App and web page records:
· · ·

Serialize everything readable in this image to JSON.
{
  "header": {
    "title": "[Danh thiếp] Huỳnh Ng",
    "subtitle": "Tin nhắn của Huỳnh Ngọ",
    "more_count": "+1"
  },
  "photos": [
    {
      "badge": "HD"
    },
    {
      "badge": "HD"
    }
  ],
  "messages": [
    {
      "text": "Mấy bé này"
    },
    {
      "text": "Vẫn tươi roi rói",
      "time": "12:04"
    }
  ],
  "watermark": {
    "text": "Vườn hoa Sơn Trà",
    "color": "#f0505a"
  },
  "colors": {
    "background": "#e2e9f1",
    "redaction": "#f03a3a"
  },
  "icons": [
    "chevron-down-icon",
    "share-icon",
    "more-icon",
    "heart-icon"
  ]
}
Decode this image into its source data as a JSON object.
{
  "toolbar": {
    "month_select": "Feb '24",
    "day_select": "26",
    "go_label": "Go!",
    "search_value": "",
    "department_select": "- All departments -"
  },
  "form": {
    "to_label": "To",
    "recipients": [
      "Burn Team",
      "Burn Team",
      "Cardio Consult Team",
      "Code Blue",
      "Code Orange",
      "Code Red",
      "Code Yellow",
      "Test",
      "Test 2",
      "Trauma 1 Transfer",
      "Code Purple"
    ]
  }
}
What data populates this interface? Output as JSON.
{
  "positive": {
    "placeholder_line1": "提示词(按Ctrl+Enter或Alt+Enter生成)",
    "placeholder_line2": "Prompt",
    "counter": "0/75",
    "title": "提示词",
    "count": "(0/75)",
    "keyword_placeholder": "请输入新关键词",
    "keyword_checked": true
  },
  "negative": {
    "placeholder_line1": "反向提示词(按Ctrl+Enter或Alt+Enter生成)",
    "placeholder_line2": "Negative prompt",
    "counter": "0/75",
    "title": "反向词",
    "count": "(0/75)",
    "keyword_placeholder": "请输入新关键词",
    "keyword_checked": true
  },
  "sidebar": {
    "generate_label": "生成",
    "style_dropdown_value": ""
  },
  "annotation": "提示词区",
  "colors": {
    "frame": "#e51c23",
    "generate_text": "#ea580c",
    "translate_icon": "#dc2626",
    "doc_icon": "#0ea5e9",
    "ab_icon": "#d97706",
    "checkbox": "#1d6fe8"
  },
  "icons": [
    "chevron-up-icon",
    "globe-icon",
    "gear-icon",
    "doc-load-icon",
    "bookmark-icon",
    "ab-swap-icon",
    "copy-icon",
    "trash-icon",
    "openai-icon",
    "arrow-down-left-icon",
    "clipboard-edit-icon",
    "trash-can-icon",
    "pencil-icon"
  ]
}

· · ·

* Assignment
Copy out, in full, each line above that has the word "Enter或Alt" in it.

* Answer section
    "placeholder_line1": "提示词(按Ctrl+Enter或Alt+Enter生成)",
    "placeholder_line1": "反向提示词(按Ctrl+Enter或Alt+Enter生成)",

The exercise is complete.